▶ [Work item]
Look through the records below, and copy out every line that holds the string "Loop".

════════════════

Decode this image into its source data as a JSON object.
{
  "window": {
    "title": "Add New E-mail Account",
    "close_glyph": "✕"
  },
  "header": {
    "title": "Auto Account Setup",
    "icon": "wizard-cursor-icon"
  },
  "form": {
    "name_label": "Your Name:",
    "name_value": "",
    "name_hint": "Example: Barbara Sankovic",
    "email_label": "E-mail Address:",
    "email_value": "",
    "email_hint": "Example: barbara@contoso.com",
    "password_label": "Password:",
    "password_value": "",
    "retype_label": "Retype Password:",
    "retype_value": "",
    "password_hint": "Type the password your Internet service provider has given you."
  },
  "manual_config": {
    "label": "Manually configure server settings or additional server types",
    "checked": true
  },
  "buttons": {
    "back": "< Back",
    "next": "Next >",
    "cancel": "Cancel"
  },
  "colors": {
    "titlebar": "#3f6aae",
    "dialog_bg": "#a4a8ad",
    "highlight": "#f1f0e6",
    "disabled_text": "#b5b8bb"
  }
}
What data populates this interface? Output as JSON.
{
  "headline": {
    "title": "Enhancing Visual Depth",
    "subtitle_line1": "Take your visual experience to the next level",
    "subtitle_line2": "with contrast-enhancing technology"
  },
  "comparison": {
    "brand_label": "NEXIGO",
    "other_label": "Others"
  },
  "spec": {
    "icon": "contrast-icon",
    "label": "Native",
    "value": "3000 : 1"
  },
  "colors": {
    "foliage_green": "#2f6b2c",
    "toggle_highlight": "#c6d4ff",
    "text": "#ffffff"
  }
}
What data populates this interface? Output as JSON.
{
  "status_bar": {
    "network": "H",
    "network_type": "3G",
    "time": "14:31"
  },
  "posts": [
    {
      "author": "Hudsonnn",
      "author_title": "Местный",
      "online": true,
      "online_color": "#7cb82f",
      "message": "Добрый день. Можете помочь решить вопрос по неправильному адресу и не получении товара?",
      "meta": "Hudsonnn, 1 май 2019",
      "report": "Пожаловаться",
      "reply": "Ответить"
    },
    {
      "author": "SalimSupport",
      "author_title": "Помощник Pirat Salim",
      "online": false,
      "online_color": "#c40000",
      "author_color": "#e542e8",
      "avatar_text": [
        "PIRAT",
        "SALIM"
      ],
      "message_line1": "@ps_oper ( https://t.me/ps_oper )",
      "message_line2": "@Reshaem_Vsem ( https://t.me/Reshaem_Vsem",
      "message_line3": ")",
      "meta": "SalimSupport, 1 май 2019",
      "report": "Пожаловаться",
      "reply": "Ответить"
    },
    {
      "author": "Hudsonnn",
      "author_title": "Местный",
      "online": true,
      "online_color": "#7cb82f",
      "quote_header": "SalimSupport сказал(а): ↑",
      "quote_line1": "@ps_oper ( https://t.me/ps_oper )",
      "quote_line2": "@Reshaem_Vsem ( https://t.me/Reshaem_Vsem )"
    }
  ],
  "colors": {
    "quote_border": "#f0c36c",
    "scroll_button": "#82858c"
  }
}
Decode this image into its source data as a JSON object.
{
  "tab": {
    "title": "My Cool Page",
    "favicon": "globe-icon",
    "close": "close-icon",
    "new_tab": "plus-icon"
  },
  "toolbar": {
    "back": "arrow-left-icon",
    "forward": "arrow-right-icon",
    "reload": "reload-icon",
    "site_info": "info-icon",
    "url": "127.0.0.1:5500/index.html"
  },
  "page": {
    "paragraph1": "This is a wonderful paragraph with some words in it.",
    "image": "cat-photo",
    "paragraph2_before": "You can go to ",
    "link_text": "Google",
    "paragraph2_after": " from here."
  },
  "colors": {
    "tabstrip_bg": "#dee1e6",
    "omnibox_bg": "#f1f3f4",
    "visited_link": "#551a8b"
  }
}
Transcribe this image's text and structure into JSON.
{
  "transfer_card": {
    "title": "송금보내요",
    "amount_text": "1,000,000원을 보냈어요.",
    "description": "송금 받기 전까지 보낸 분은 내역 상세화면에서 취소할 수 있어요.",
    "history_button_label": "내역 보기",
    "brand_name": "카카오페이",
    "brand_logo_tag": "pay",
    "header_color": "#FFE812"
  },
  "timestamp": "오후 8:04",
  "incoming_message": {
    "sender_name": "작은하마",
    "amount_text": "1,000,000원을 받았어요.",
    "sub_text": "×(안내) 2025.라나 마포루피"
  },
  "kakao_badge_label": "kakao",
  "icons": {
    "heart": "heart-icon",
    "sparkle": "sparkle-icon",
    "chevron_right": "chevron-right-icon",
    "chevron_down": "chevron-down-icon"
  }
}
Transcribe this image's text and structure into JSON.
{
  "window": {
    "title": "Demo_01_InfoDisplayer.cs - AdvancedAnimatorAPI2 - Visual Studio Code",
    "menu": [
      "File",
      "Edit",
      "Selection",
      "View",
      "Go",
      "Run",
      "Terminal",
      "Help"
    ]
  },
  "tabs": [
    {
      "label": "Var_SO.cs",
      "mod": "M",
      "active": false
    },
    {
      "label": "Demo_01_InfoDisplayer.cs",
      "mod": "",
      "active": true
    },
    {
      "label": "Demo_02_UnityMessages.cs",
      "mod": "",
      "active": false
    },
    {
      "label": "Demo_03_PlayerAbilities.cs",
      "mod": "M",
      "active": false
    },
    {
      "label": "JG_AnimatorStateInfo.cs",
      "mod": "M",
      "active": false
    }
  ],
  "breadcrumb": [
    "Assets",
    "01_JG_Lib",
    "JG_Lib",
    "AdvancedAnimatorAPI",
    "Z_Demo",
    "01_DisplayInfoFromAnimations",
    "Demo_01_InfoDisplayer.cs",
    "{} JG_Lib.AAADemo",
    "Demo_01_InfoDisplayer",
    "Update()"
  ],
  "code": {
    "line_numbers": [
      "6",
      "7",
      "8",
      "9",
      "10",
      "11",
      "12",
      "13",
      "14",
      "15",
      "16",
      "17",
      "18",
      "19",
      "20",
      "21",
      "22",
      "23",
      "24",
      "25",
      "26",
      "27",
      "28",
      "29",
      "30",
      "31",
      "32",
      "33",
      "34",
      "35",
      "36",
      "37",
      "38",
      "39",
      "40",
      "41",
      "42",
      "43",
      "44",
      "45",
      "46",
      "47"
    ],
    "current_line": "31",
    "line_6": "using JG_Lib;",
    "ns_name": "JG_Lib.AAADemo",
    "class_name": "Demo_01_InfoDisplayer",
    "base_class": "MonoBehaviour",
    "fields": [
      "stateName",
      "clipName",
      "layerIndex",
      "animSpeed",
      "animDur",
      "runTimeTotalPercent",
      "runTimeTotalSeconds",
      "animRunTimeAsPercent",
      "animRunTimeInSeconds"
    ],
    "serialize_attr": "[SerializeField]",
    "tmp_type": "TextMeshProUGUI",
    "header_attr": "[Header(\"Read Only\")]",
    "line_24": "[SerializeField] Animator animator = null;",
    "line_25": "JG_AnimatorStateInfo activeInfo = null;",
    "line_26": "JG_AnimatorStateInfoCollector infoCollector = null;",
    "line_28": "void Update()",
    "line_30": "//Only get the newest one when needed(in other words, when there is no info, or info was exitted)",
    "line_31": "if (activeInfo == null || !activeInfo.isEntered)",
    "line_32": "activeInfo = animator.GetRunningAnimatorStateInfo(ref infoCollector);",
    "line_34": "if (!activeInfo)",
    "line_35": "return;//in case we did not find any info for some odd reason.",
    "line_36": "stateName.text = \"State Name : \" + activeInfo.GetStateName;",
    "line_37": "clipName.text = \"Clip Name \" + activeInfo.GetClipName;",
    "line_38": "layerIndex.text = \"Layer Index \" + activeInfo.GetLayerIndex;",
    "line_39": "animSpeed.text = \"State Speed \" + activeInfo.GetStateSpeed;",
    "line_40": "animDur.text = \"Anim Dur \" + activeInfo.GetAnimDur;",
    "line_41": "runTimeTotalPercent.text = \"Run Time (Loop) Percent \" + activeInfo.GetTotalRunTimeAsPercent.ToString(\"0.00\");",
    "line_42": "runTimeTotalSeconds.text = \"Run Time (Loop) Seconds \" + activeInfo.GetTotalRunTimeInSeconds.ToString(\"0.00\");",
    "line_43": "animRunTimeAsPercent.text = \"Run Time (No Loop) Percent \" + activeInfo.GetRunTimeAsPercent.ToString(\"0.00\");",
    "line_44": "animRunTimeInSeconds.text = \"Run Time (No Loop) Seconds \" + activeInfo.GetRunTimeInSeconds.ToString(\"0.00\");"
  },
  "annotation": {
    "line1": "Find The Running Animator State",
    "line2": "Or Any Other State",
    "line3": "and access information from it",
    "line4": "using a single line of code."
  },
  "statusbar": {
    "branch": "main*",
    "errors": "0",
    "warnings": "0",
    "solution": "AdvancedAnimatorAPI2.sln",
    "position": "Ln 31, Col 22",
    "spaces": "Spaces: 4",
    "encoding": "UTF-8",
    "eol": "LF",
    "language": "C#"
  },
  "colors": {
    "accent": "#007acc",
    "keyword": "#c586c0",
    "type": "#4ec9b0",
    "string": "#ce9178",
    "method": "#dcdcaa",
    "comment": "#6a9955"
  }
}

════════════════

▶ [Written response]
    "line_41": "runTimeTotalPercent.text = \"Run Time (Loop) Percent \" + activeInfo.GetTotalRunTimeAsPercent.ToString(\"0.00\");",
    "line_42": "runTimeTotalSeconds.text = \"Run Time (Loop) Seconds \" + activeInfo.GetTotalRunTimeInSeconds.ToString(\"0.00\");",
    "line_43": "animRunTimeAsPercent.text = \"Run Time (No Loop) Percent \" + activeInfo.GetRunTimeAsPercent.ToString(\"0.00\");",
    "line_44": "animRunTimeInSeconds.text = \"Run Time (No Loop) Seconds \" + activeInfo.GetRunTimeInSeconds.ToString(\"0.00\");"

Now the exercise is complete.